• **THE TASK**: The records below are to be copied exactly, with every picture left out.

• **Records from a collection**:
* * * * *
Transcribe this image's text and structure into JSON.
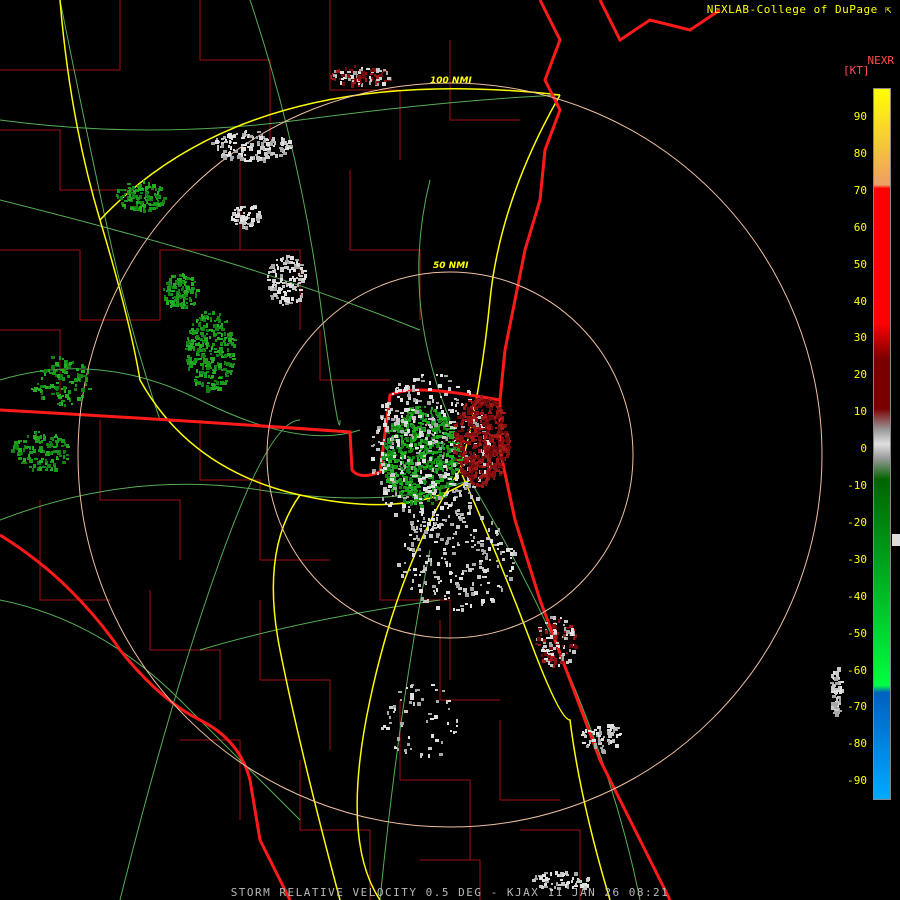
{
  "credit": "NEXLAB-College of DuPage",
  "credit_icon": "cursor-arrow-icon",
  "legend": {
    "title": "NEXR",
    "unit": "[KT]",
    "ticks": [
      "90",
      "80",
      "70",
      "60",
      "50",
      "40",
      "30",
      "20",
      "10",
      "0",
      "-10",
      "-20",
      "-30",
      "-40",
      "-50",
      "-60",
      "-70",
      "-80",
      "-90"
    ],
    "colors": {
      "top": "#ffff00",
      "orange": "#f0a060",
      "red": "#ff0000",
      "dark_red": "#7a0000",
      "gray": "#9a9a9a",
      "dark_green": "#006400",
      "bright_green": "#00ff40",
      "blue": "#0060c0",
      "light_blue": "#00aaff"
    }
  },
  "rings": [
    {
      "label": "50 NMI"
    },
    {
      "label": "100 NMI"
    }
  ],
  "footer": "STORM RELATIVE VELOCITY 0.5 DEG - KJAX 11 JAN 26 08:21",
  "colors": {
    "background": "#000000",
    "county_lines": "#a01010",
    "state_lines": "#ff1a1a",
    "highways": "#ffff00",
    "roads": "#66cc66",
    "ring_color": "#f0c0a0",
    "velocity_green": "#1a9a1a",
    "velocity_gray": "#c8c8c8",
    "velocity_red": "#8a1010"
  }
}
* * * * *
• **REPLY**:
Transcribe this image's text and structure into JSON.
{
  "credit": "NEXLAB-College of DuPage",
  "credit_icon": "cursor-arrow-icon",
  "legend": {
    "title": "NEXR",
    "unit": "[KT]",
    "ticks": [
      "90",
      "80",
      "70",
      "60",
      "50",
      "40",
      "30",
      "20",
      "10",
      "0",
      "-10",
      "-20",
      "-30",
      "-40",
      "-50",
      "-60",
      "-70",
      "-80",
      "-90"
    ],
    "colors": {
      "top": "#ffff00",
      "orange": "#f0a060",
      "red": "#ff0000",
      "dark_red": "#7a0000",
      "gray": "#9a9a9a",
      "dark_green": "#006400",
      "bright_green": "#00ff40",
      "blue": "#0060c0",
      "light_blue": "#00aaff"
    }
  },
  "rings": [
    {
      "label": "50 NMI"
    },
    {
      "label": "100 NMI"
    }
  ],
  "footer": "STORM RELATIVE VELOCITY 0.5 DEG - KJAX 11 JAN 26 08:21",
  "colors": {
    "background": "#000000",
    "county_lines": "#a01010",
    "state_lines": "#ff1a1a",
    "highways": "#ffff00",
    "roads": "#66cc66",
    "ring_color": "#f0c0a0",
    "velocity_green": "#1a9a1a",
    "velocity_gray": "#c8c8c8",
    "velocity_red": "#8a1010"
  }
}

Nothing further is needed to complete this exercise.